By Amy McLellan
Those companies that took on too much debt without shoring up defences against a rout in the oil price – and four years of high oil prices lulled some into complacency on oil price risk – are now feeling the pain of falling cash flows, breached covenants and looming bankruptcy.
Swedish oil company PA Resources is among those to succumb to these pressures, with the company set to call an EGM to consider liquidation after the collapse in oil prices led to a SEK2.1 billion (US$259 million) write-down in the value of its assets.
The write-downs means shareholder equity is now less than 50 per cent of the registered share capital and the company, which is listed on the NASDAQ OMX Nordic exchange in Stockholm, is also in breach of its bond covenants. The under-pressure company, which has been negotiating waivers and deferrals with its bondholders since September, will now convene an EGM.
This is the legacy of the company’s investments in the troubled and now shut-in Azurite field in West Africa, which came online in 2009 but, due to a more complex and less developed reservoir than envisaged, serially failed to meet production targets.
The problems with the Murphy Oil-operated project, the first FPSO development offshore Congo Brazzaville, saw PA Resources announce massive write-offs in 2011, and by 2012 the company was forced into a radical debt restructuring and SEK705 million Rights Issue to stave off financial ruin.

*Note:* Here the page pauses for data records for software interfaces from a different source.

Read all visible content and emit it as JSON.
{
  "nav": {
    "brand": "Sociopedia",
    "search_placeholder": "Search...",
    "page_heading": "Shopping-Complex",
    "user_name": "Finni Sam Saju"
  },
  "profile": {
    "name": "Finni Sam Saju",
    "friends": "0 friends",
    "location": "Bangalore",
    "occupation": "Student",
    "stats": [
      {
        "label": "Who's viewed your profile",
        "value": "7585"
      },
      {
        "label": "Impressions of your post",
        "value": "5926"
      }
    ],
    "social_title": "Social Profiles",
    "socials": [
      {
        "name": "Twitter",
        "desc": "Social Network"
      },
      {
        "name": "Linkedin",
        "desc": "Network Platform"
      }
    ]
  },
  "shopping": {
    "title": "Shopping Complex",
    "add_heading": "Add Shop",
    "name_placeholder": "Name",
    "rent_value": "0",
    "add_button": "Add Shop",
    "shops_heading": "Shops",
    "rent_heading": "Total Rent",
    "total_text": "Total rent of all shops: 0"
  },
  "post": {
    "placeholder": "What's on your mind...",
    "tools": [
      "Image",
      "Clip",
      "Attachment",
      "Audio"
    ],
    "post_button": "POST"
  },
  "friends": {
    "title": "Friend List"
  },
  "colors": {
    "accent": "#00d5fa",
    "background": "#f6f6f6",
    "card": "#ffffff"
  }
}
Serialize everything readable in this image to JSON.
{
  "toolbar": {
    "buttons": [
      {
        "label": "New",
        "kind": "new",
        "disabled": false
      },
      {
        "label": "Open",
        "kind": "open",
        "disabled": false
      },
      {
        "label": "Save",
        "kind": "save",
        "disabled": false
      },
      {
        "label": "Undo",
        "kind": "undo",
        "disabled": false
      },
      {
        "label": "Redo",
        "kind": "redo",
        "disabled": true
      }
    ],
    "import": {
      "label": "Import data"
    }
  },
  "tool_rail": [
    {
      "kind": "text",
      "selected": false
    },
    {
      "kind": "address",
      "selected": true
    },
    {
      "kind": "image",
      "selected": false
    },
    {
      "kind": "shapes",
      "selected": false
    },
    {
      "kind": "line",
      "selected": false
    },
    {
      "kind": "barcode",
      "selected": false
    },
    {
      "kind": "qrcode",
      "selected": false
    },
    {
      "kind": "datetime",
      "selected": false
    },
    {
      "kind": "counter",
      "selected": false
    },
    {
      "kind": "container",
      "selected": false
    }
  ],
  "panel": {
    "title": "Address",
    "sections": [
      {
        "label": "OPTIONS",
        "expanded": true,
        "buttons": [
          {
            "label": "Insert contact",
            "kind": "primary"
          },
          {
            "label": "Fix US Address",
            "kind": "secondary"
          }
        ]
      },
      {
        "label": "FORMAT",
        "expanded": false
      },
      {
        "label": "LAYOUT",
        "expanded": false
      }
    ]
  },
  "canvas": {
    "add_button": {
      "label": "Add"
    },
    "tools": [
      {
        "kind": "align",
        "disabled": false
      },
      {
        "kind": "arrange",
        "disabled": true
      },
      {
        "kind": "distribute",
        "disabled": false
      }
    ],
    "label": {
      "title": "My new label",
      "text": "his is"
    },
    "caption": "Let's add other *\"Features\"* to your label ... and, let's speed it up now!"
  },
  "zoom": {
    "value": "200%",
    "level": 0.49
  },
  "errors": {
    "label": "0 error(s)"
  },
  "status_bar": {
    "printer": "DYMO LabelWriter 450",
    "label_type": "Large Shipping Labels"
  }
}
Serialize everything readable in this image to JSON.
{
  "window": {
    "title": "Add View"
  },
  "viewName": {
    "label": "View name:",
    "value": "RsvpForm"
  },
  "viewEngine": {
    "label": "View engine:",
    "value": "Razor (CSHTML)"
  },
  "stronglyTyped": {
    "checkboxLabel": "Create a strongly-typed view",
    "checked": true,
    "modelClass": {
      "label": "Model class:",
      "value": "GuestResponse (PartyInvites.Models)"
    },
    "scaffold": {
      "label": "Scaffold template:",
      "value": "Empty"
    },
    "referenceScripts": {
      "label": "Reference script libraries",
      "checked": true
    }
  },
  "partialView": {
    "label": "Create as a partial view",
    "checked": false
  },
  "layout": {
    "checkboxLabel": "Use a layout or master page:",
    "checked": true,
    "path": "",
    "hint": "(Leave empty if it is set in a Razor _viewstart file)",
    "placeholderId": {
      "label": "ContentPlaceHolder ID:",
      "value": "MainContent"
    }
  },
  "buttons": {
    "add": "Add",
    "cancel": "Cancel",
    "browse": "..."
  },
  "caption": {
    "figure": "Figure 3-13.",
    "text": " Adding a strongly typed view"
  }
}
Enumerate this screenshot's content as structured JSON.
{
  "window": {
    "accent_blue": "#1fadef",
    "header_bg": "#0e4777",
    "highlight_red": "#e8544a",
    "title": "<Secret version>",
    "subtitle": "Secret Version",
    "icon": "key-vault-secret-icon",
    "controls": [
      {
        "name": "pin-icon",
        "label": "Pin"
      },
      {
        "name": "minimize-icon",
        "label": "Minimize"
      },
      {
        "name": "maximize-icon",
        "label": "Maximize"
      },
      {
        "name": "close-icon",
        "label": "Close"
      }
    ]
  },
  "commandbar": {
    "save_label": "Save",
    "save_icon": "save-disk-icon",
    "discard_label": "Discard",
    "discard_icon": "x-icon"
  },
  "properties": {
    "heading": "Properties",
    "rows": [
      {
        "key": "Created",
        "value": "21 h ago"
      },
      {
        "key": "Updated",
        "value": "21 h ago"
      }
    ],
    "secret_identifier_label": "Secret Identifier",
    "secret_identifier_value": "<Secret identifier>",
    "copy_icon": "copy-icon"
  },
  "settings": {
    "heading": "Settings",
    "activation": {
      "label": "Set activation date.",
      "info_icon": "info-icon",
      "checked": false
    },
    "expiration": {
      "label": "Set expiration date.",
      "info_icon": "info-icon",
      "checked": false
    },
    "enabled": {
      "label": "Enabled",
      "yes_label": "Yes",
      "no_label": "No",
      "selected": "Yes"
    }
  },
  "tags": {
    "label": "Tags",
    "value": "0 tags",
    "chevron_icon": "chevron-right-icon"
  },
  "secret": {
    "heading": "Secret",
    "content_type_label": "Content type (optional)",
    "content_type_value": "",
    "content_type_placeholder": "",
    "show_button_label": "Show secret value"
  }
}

During 2013 and 2014, new management led by seasoned North Sea executive Mark McAllister, began to address this toxic legacy, raising SEK815 million in new equity capital, completing farm-outs and maturing development plans for key assets.
These include two discoveries in the Danish North Sea, Lille John and Broder Tuck, where Dana Petroleum was brought in as operator; production and development projects in Tunisia and a small stake in the producing Block I offshore Equatorial Guinea. In Q4 2014, net entitlement production from its fields in North and West Africa was running at 2,400 bpd.
But long-running delays in securing government approvals in Tunisia left the company unable to raise funding for 2015 and beyond, and in October 2014 the company was again in talks about a restructuring to reduce debt.
With the oil price continuing to drop over the first weeks of 2015, the Stockholm company’s room for manoeuvre was significantly diminished and this week the Board confirmed it has approved the balance sheet for liquidation purposes and will call an AGM to resolve whether or not to continue operations or go into liquidation. This will take place as soon as possible.